Don’t let the extremely competitive culture at your high school distort your perspective. You will have plenty of options.
I don’t recommend you think very seriously about UW-Seattle. Getting into CS there is crazy-competitive. Getting direct-admit to CS as a freshman is difficult even for Washington residents, and UW heavily advantages in-state applicants for CS Direct Entry. If you get into UW and then apply to CS, you’ll need essentially a perfect GPA in the lower-division “weeder” classes to even apply. Nobody needs that kind of stress and a 70% chance of being shut out of your desired major.
Community college isn’t necessarily a bad option at all - De Anza and Foothill both have the Computer Science AA-T which will flow seamlessly into a CSU computer science program; and both schools have Honors programs that provide a more direct pipeline to UC.
For UC’s, as Gumbymom says, it depends how your junior year goes. But be aware that CS is more competitive than admission in general at most UC’s. (And it’s very hard to switch into if you don’t get into the major initially.) Santa Cruz has a terrific CS program, and Merced’s is good too, so maybe focus on those for now and then you can always look at the even more competitive programs if your stats trend upward and your standardized tests go well.

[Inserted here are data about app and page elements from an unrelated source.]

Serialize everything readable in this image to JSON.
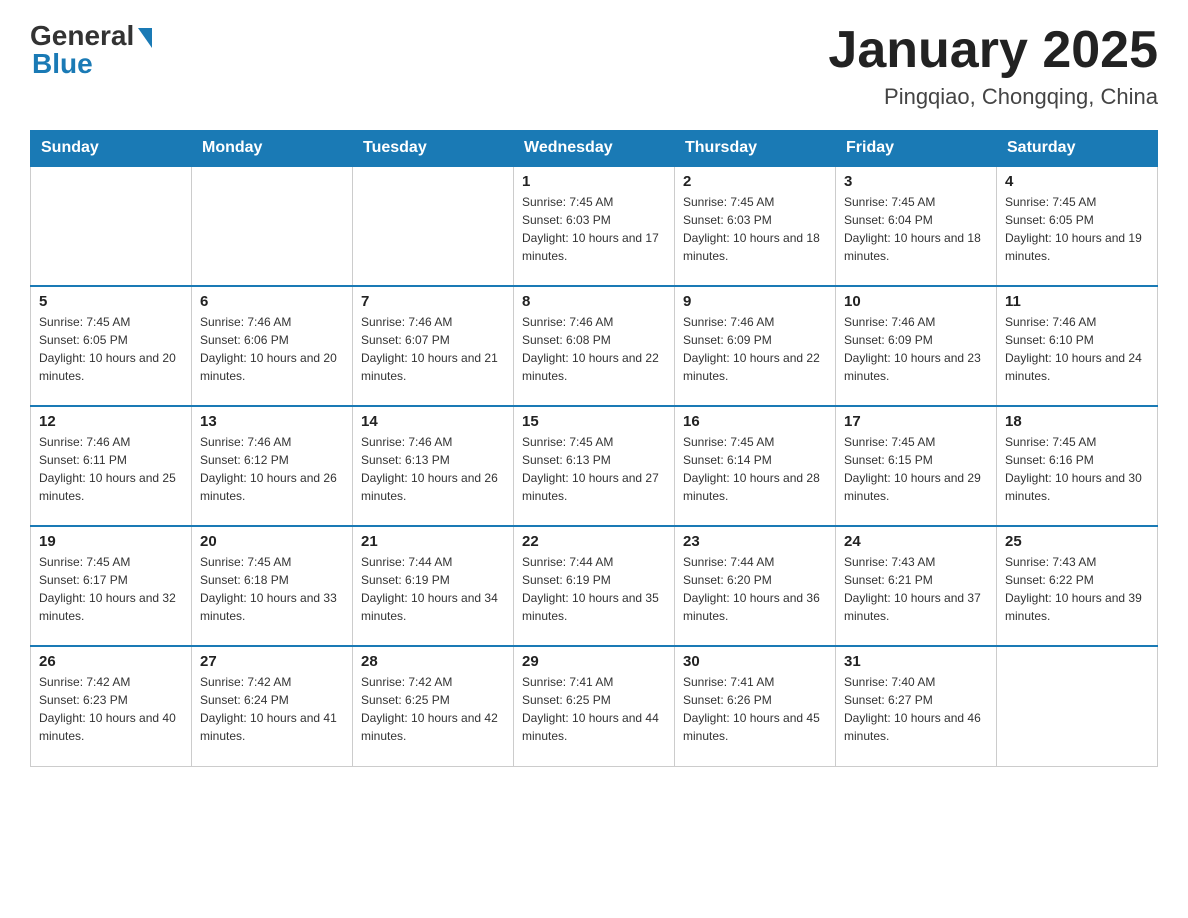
{
  "header": {
    "logo_general": "General",
    "logo_blue": "Blue",
    "month_title": "January 2025",
    "location": "Pingqiao, Chongqing, China"
  },
  "weekdays": [
    "Sunday",
    "Monday",
    "Tuesday",
    "Wednesday",
    "Thursday",
    "Friday",
    "Saturday"
  ],
  "weeks": [
    [
      {
        "day": "",
        "sunrise": "",
        "sunset": "",
        "daylight": ""
      },
      {
        "day": "",
        "sunrise": "",
        "sunset": "",
        "daylight": ""
      },
      {
        "day": "",
        "sunrise": "",
        "sunset": "",
        "daylight": ""
      },
      {
        "day": "1",
        "sunrise": "Sunrise: 7:45 AM",
        "sunset": "Sunset: 6:03 PM",
        "daylight": "Daylight: 10 hours and 17 minutes."
      },
      {
        "day": "2",
        "sunrise": "Sunrise: 7:45 AM",
        "sunset": "Sunset: 6:03 PM",
        "daylight": "Daylight: 10 hours and 18 minutes."
      },
      {
        "day": "3",
        "sunrise": "Sunrise: 7:45 AM",
        "sunset": "Sunset: 6:04 PM",
        "daylight": "Daylight: 10 hours and 18 minutes."
      },
      {
        "day": "4",
        "sunrise": "Sunrise: 7:45 AM",
        "sunset": "Sunset: 6:05 PM",
        "daylight": "Daylight: 10 hours and 19 minutes."
      }
    ],
    [
      {
        "day": "5",
        "sunrise": "Sunrise: 7:45 AM",
        "sunset": "Sunset: 6:05 PM",
        "daylight": "Daylight: 10 hours and 20 minutes."
      },
      {
        "day": "6",
        "sunrise": "Sunrise: 7:46 AM",
        "sunset": "Sunset: 6:06 PM",
        "daylight": "Daylight: 10 hours and 20 minutes."
      },
      {
        "day": "7",
        "sunrise": "Sunrise: 7:46 AM",
        "sunset": "Sunset: 6:07 PM",
        "daylight": "Daylight: 10 hours and 21 minutes."
      },
      {
        "day": "8",
        "sunrise": "Sunrise: 7:46 AM",
        "sunset": "Sunset: 6:08 PM",
        "daylight": "Daylight: 10 hours and 22 minutes."
      },
      {
        "day": "9",
        "sunrise": "Sunrise: 7:46 AM",
        "sunset": "Sunset: 6:09 PM",
        "daylight": "Daylight: 10 hours and 22 minutes."
      },
      {
        "day": "10",
        "sunrise": "Sunrise: 7:46 AM",
        "sunset": "Sunset: 6:09 PM",
        "daylight": "Daylight: 10 hours and 23 minutes."
      },
      {
        "day": "11",
        "sunrise": "Sunrise: 7:46 AM",
        "sunset": "Sunset: 6:10 PM",
        "daylight": "Daylight: 10 hours and 24 minutes."
      }
    ],
    [
      {
        "day": "12",
        "sunrise": "Sunrise: 7:46 AM",
        "sunset": "Sunset: 6:11 PM",
        "daylight": "Daylight: 10 hours and 25 minutes."
      },
      {
        "day": "13",
        "sunrise": "Sunrise: 7:46 AM",
        "sunset": "Sunset: 6:12 PM",
        "daylight": "Daylight: 10 hours and 26 minutes."
      },
      {
        "day": "14",
        "sunrise": "Sunrise: 7:46 AM",
        "sunset": "Sunset: 6:13 PM",
        "daylight": "Daylight: 10 hours and 26 minutes."
      },
      {
        "day": "15",
        "sunrise": "Sunrise: 7:45 AM",
        "sunset": "Sunset: 6:13 PM",
        "daylight": "Daylight: 10 hours and 27 minutes."
      },
      {
        "day": "16",
        "sunrise": "Sunrise: 7:45 AM",
        "sunset": "Sunset: 6:14 PM",
        "daylight": "Daylight: 10 hours and 28 minutes."
      },
      {
        "day": "17",
        "sunrise": "Sunrise: 7:45 AM",
        "sunset": "Sunset: 6:15 PM",
        "daylight": "Daylight: 10 hours and 29 minutes."
      },
      {
        "day": "18",
        "sunrise": "Sunrise: 7:45 AM",
        "sunset": "Sunset: 6:16 PM",
        "daylight": "Daylight: 10 hours and 30 minutes."
      }
    ],
    [
      {
        "day": "19",
        "sunrise": "Sunrise: 7:45 AM",
        "sunset": "Sunset: 6:17 PM",
        "daylight": "Daylight: 10 hours and 32 minutes."
      },
      {
        "day": "20",
        "sunrise": "Sunrise: 7:45 AM",
        "sunset": "Sunset: 6:18 PM",
        "daylight": "Daylight: 10 hours and 33 minutes."
      },
      {
        "day": "21",
        "sunrise": "Sunrise: 7:44 AM",
        "sunset": "Sunset: 6:19 PM",
        "daylight": "Daylight: 10 hours and 34 minutes."
      },
      {
        "day": "22",
        "sunrise": "Sunrise: 7:44 AM",
        "sunset": "Sunset: 6:19 PM",
        "daylight": "Daylight: 10 hours and 35 minutes."
      },
      {
        "day": "23",
        "sunrise": "Sunrise: 7:44 AM",
        "sunset": "Sunset: 6:20 PM",
        "daylight": "Daylight: 10 hours and 36 minutes."
      },
      {
        "day": "24",
        "sunrise": "Sunrise: 7:43 AM",
        "sunset": "Sunset: 6:21 PM",
        "daylight": "Daylight: 10 hours and 37 minutes."
      },
      {
        "day": "25",
        "sunrise": "Sunrise: 7:43 AM",
        "sunset": "Sunset: 6:22 PM",
        "daylight": "Daylight: 10 hours and 39 minutes."
      }
    ],
    [
      {
        "day": "26",
        "sunrise": "Sunrise: 7:42 AM",
        "sunset": "Sunset: 6:23 PM",
        "daylight": "Daylight: 10 hours and 40 minutes."
      },
      {
        "day": "27",
        "sunrise": "Sunrise: 7:42 AM",
        "sunset": "Sunset: 6:24 PM",
        "daylight": "Daylight: 10 hours and 41 minutes."
      },
      {
        "day": "28",
        "sunrise": "Sunrise: 7:42 AM",
        "sunset": "Sunset: 6:25 PM",
        "daylight": "Daylight: 10 hours and 42 minutes."
      },
      {
        "day": "29",
        "sunrise": "Sunrise: 7:41 AM",
        "sunset": "Sunset: 6:25 PM",
        "daylight": "Daylight: 10 hours and 44 minutes."
      },
      {
        "day": "30",
        "sunrise": "Sunrise: 7:41 AM",
        "sunset": "Sunset: 6:26 PM",
        "daylight": "Daylight: 10 hours and 45 minutes."
      },
      {
        "day": "31",
        "sunrise": "Sunrise: 7:40 AM",
        "sunset": "Sunset: 6:27 PM",
        "daylight": "Daylight: 10 hours and 46 minutes."
      },
      {
        "day": "",
        "sunrise": "",
        "sunset": "",
        "daylight": ""
      }
    ]
  ]
}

Likewise, the most competitive CSU CS programs, like Cal Poly SLO, are devilishly hard to get into. But there are also fine programs at CSU’s that you’re almost certain to be able to attend, and many of them have a great residential experience on offer. Look at Humboldt State, Monterey Bay, and Channel Islands for starters. More competitive but entirely possible depending on your stats would include Sonoma, Northridge, and Fullerton. SJSU, Long Beach, and SDSU are getting tough to get into, but you may be qualified when the time comes - press on and see how it goes!

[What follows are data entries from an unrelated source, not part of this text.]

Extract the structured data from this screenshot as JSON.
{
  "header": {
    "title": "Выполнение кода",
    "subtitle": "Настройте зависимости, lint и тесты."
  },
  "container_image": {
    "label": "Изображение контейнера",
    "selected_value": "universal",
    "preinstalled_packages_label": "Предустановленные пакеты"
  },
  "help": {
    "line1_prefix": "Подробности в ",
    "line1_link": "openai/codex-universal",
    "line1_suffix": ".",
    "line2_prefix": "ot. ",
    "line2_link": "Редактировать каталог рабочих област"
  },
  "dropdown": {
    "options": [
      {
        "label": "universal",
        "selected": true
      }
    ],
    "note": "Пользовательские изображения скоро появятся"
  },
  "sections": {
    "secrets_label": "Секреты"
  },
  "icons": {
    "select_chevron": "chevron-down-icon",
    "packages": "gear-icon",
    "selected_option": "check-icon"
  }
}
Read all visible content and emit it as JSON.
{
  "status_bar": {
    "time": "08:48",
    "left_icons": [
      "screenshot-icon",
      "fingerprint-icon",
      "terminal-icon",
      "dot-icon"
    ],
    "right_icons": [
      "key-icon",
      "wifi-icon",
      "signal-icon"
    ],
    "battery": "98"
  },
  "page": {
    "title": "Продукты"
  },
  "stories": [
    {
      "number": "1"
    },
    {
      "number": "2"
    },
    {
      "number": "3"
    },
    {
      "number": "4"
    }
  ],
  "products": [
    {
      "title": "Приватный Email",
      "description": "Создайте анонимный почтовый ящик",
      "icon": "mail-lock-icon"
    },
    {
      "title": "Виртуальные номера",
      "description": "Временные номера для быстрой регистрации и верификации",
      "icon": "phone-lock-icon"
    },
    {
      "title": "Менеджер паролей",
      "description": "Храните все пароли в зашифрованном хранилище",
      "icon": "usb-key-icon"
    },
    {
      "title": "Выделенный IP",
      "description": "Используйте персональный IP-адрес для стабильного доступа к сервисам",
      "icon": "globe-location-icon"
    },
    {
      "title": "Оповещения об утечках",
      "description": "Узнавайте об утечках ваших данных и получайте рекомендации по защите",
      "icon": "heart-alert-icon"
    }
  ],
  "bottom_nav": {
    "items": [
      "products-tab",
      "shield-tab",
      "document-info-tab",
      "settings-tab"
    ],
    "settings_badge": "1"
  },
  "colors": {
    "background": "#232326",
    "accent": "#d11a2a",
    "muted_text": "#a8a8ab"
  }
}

I’m not suggesting less-competitive schools to discourage you; I want you to see that even in what your hyper-competitive school might portray as the “worst case scenario,” you can go to college, have a great experience, get the degree you want, and end up working side by side in tech with your overachiever classmates. If you start by looking at program that you know will be an option, and see that there’s nothing wrong with those options at all, then perhaps you can breathe and enjoy high school a little more. Doing your best is important, but life is too short to torture yourself over the prestige arms race!
To give another example… have a look at Portland State University. You would have no trouble getting in, and they have a great computer science program. They’re located in a fun city with great public transit. One of my d’s best friends fell in love with PSU, applied there in September, got in two weeks later, and enjoyed a happy senior year while the rest of her friends freaked out about college admissions. She loves it there, has great friends, loves the city, and it going to be an RA next year. The WUE rate makes it a great financial deal too.

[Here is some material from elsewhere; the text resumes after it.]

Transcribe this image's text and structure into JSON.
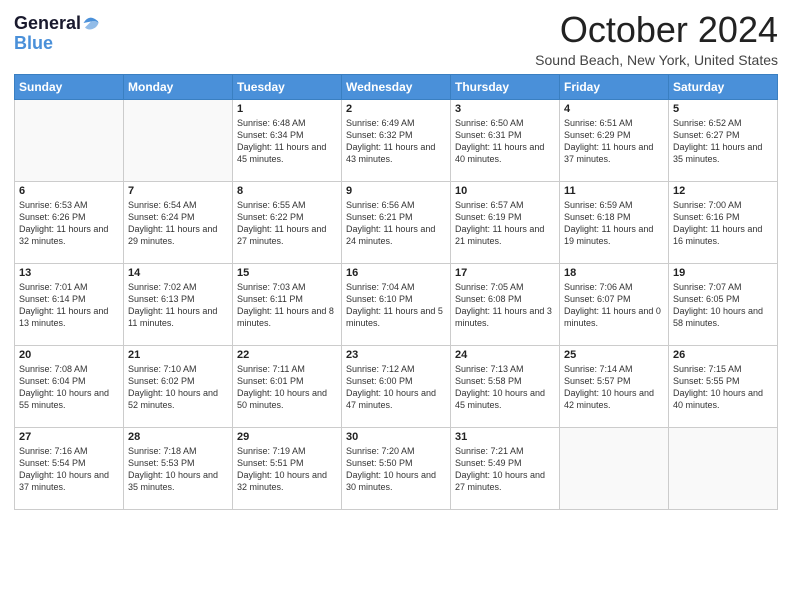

My point is… your mission at this point is to identify AT LEAST one safety school where you know you could be happy to go. If that’s De Anza/Foothill, that is fine. If it’s one of the non-impacted CSU’s, great too. If it’s a less-competitive WUE school like PSU or Northern Arizona or U of Hawaii or Eastern Washington, also great. (Search WUE schools by major here: http://wue.wiche.edu/search1.jsp ) You just need to defuse the false sense of doom that schools like yours can induce - if you want to go to college, you can and will go to college! (And CS is a field where the name of your school matters much less than your skill-set.)
There are many private colleges and universities, as well as public ones outside of CA and the WUE states, that will be possible too, admissions-wise, but the range of options will depend on your financial situation as well as your stats. To begin with, you have plenty of public U’s to look at in CA and the western states. Try to visit a few of the “sure bet” and likely-admit schools and experience proof-of-concept that all will be well at schools you know will be on the menu. With that assurance in your pocket, give junior year your best shot and then see where things stand.